Not the worst day I've had in the pandemic, but definitely difficult. I don't have any meetings tonight for the nonprofit board I sit on, my pro bono cases are all pending decisions and all my bar association-related work is somehow caught up. So, I sit down to complete the remaining hours for work and pray that I can make it to bed before 11 p.m. tonight.
My agency has been great during the pandemic. My supervisor allows us to telework, I can preselect my daily start time and there are a lot of options in selecting my daily work schedule. The flexibility has saved me as an attorney in this pandemic.
If you've read this far and are a supervisor of attorneys, or anyone really, I want to implore you to check on your employees and to have grace — everyone is navigating this differently. There are days where I feel like I'm drowning. I feel completely inadequate as a parent; have no idea how I'm supposed to actually help my child learn like her day care teachers are trained to; and am afraid to continue to ask for more challenging work and bigger cases because I've got a child at home who threw a tantrum because she didn't bite her elephant animal cracker the right way.

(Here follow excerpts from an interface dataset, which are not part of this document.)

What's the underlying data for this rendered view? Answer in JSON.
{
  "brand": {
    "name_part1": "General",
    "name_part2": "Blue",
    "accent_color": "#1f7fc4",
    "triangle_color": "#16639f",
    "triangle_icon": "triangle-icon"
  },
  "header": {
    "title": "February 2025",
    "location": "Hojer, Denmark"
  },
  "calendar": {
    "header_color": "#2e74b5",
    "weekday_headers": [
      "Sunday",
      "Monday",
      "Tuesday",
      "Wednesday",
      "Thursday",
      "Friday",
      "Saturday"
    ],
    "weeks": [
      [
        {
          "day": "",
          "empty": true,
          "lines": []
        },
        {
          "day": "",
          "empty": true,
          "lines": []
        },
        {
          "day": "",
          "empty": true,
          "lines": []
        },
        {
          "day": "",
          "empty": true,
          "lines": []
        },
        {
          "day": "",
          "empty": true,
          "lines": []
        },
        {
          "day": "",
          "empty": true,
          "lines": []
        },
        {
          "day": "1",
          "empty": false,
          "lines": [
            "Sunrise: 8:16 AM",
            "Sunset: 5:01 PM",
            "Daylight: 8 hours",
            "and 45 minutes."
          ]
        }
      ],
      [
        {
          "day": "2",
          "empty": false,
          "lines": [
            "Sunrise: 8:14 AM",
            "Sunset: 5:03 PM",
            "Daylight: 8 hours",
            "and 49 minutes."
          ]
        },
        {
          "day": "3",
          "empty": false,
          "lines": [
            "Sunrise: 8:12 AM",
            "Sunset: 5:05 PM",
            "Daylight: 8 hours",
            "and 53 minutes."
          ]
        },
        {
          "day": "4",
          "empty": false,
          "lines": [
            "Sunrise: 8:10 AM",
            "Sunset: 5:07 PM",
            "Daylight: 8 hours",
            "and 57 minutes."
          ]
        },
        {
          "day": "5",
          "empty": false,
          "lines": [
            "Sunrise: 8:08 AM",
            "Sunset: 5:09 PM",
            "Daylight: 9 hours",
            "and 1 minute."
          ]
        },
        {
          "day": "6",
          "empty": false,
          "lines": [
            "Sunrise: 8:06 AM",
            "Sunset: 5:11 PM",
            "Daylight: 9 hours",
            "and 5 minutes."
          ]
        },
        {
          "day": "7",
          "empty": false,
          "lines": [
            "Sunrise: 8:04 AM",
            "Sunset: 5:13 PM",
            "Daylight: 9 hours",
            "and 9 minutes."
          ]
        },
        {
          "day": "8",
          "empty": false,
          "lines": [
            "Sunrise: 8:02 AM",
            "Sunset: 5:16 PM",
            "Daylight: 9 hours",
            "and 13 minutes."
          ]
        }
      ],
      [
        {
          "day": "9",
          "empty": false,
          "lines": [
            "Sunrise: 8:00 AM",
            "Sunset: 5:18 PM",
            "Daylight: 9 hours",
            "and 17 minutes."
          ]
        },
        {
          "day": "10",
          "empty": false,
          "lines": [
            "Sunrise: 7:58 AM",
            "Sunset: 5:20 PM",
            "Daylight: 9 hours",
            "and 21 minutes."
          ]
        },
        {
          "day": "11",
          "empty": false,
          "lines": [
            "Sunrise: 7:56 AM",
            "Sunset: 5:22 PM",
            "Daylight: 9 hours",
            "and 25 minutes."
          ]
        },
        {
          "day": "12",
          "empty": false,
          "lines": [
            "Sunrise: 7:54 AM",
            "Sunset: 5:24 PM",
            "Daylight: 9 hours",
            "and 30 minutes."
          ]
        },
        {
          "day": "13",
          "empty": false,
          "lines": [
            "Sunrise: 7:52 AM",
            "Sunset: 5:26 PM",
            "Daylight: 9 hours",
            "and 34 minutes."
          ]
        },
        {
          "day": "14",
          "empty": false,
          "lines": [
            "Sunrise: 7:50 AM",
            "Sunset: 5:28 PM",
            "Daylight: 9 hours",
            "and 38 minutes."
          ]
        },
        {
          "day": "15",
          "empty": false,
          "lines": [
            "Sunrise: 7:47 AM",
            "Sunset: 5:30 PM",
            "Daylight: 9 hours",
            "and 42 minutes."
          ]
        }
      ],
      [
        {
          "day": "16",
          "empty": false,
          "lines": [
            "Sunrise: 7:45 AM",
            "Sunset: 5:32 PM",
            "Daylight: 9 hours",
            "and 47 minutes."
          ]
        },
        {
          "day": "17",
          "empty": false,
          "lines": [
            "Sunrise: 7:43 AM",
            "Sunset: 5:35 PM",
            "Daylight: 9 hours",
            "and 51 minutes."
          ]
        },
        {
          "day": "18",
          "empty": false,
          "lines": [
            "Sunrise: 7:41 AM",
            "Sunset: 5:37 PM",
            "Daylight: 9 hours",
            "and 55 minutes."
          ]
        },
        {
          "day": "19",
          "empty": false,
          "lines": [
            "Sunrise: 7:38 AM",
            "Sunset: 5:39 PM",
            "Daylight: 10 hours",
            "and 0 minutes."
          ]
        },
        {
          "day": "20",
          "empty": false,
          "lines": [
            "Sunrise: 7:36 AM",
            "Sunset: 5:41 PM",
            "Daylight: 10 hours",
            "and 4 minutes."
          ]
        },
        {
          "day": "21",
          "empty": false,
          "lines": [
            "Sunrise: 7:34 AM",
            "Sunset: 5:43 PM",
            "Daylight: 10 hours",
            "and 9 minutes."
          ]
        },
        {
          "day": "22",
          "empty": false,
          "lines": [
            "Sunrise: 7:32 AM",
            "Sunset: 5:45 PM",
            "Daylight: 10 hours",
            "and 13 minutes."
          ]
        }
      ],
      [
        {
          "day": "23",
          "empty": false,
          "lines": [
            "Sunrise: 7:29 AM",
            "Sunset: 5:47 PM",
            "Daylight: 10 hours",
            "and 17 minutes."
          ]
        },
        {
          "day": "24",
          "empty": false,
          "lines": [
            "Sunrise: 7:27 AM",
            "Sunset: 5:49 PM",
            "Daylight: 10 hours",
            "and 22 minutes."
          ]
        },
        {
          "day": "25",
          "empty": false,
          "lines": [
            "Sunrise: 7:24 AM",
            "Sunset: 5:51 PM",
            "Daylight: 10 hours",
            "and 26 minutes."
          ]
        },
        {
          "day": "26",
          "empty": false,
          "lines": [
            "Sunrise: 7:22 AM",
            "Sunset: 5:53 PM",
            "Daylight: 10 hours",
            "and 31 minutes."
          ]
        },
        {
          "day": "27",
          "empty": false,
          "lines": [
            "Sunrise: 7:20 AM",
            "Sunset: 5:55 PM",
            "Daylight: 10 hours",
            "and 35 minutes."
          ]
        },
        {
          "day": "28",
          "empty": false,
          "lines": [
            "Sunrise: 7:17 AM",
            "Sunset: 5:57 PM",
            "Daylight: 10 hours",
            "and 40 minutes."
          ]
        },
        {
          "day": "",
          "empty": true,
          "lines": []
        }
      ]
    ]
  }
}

Lawyer-parents are overwhelmed, overworked and just barely keeping their heads above water. At least that's how I feel.
To illustrate, I normally keep both my work and personal email inboxes at zero. I haven't been at zero with either since March.
I have anxiety attacks before I take my daughter to her pediatrician checkups because I'm afraid she's not being enriched enough at home to hit her milestones.
I am scared that every single thing I've worked for both personally and professionally — every big case, leadership role, parent win, etc. — is going to fail or be taken away because I can't keep all of the balls in the air.
The pandemic has taught me so much more about work-life separation, but none of us can do it right now.
I will be clear in that I count myself as a lucky one — I've got family help, my daughter is honestly a really great baby, my boss and workplace are extremely accommodating — but I am still drowning. I'm still scared. I'm still worried I'm not going to remember how to lawyer and be a mom after this — because I feel like I've just been a mom-lawyer.
So please, be patient with your colleague who has their kid on screen during your case status update or staff meeting; it's likely because their kid wouldn't stop having a meltdown until they could wave at you.
Be patient with us as we get discovery out to you or respond to your settlement requests.
Be patient as we decline the social invites to meet up with you because we either can't find a babysitter or because we just hit our second trimester and our doctor said not to.
We are trying. Know that we are. Know that we are working long after our kids go to bed and long before they wake up. Know that we are balancing the constant need for a snack or water with your request or client inquiry. Know that we are trying to set an example for our kids so they only see strong, resilient people. But also know that we are scared, we feel like we are failing, and we need a little grace now and again.
We'll all get through this pandemic, but the effects on lawyer-parents will last through their entire careers. Make sure your interactions with them are supportive, understanding and full of grace. It may be the only support and grace they get that day.
Josephine Bahn is a senior attorney at the Federal Deposit Insurance Corporation. She is also the secretary of the American Bar Association Young Lawyers Division and will chair the division in 2022-2023.
The opinions expressed are those of the author(s) and do not necessarily reflect the views of Portfolio Media Inc. or any of its respective affiliates. The article was written in the individual's capacity and not on behalf of, or reflecting, the employer. This article is for general information purposes and is not intended to be and should not be taken as legal advice.
For a reprint of this article, please contact firstname.lastname@example.org.